The spacing of the pins and holes in the tracks and blocks is such that the vertical joints between blocks in the same course are automatically taken care of; and the horizontal joint between courses is automatically taken care of by the thickness of the track, the outer lip of the track being curved downwardly to engage theupper ends of the blocks of the lower course and to give the correct horizontal joint thickness; also the outer downwardly curved edge 6d of the track serves as a backing to prevent the mastic M or other packing from running backwardly in the joint between the stones.
The advantages of spaced relationship between pre-punched holes in the tracks, and pre-drilled holes in the blocks are that the shape of track 6 provides a horizontal joint of pre-determined thickness, and maintains a uniform horizontal joint, and adds to the strength of the supporting member; also the punching of track and the drilling of stone gives a smooth wall surface, and spaces the stone uniformly out from the wall, and gives a square and true wall which is accurate as to length and height. It is also an aid to the ease of erection in that the location of each block is predetermined; and the vertical joints are maintained uniform by the clearance allowed for the size of stone. Another advantage of my construction is that it is not necessary to sheath or cover the stud structure in order to obtain a means to fasten the block supporting members or tracks to the frame.
I claim 1. For a wall structure having a frame, a prefabricated wall block supporting track substantially L-shape in cross-section and having prepunched holes in its vertical frame engaging leg; the horizontal leg supporting the blocks and having a longitudinally disposed vertical offset portion for determining the width of the horizontal joint between courses; said offset portion having spaced pre-drilled holes therein.
2. For a wall structure having a frame provided with spaced studding, a pre-fabricated wall block supporting track substantially L-shape in crosstween courses; said offset portion having spaced pre-drilled holes therein.
3. For a wall structure having a frame, a prefabricated wall block supporting track substantially L-shape in cross-section and having prepunched holes in its vertical frame engaging leg;

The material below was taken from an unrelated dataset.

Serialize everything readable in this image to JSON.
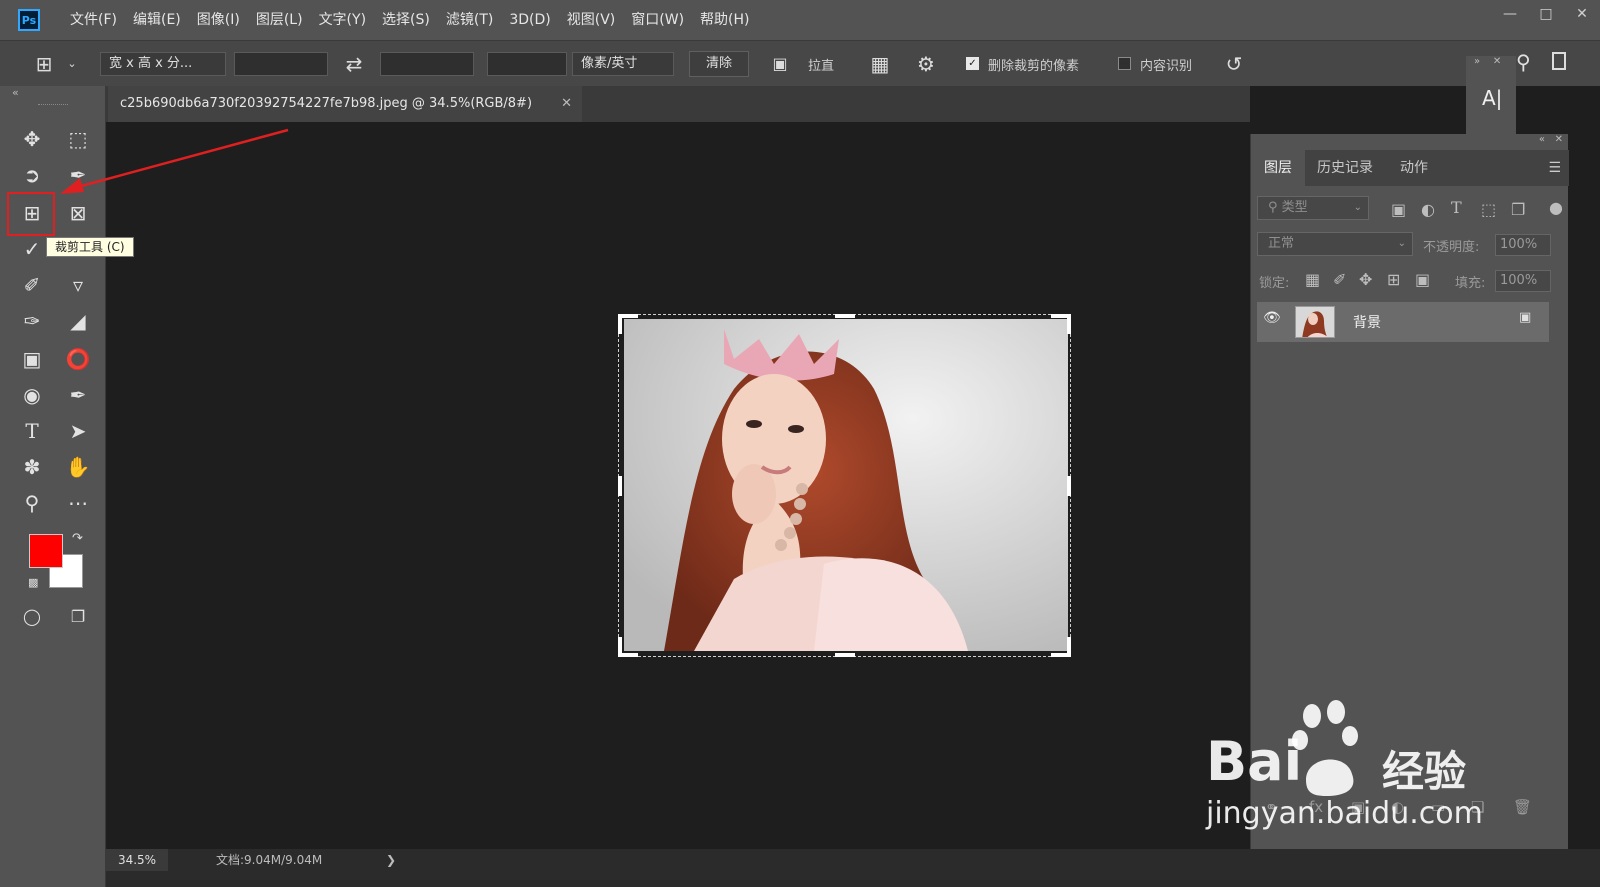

the horizontal leg having a longitudinally disposed vertical offset portion for determining the width of the horizontal joint between courses and having spaced pre-drilled holes therein, and the outer edge of the offset portion being rolled downwardly to engage the tops of the blocks in the underlying course.
4. For a wall structure having a frame provided with spaced studding, a pre-fabricated wall block supporting track substantially L-shape in cross-section and having pre-punched holes in its vertical leg to suit the spacing of the studding; the horizontal leg having a longitudinally disposed vertical offset portion for determining the width of the horizontal joint between courses and having spaced pre-drilled holes therein, and the outer edge of the offset portion being rolled downwardly to engage the top of the blocks in the underlying course.
l DAVID E. ROSS.